_YOUR ASSIGNMENT_: Track down every line below that holds "AutoCAD" and copy it.

TASK DATA START

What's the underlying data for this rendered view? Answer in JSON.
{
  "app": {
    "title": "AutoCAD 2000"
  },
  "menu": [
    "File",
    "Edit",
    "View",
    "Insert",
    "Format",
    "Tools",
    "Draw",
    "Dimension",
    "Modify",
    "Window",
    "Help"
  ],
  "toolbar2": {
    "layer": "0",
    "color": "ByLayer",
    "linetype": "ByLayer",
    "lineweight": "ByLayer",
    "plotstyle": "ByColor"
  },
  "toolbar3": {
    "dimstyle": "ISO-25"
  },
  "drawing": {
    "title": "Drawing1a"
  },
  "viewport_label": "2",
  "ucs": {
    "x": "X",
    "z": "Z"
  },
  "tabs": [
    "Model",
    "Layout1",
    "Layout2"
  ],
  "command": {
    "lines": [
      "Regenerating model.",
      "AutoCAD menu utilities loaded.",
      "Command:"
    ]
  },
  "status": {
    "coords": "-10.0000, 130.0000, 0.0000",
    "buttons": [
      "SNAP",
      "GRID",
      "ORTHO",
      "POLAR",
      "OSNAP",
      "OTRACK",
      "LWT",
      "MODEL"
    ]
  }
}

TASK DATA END

_EXPECTED ANSWER_:
    "title": "AutoCAD 2000"
      "AutoCAD menu utilities loaded.",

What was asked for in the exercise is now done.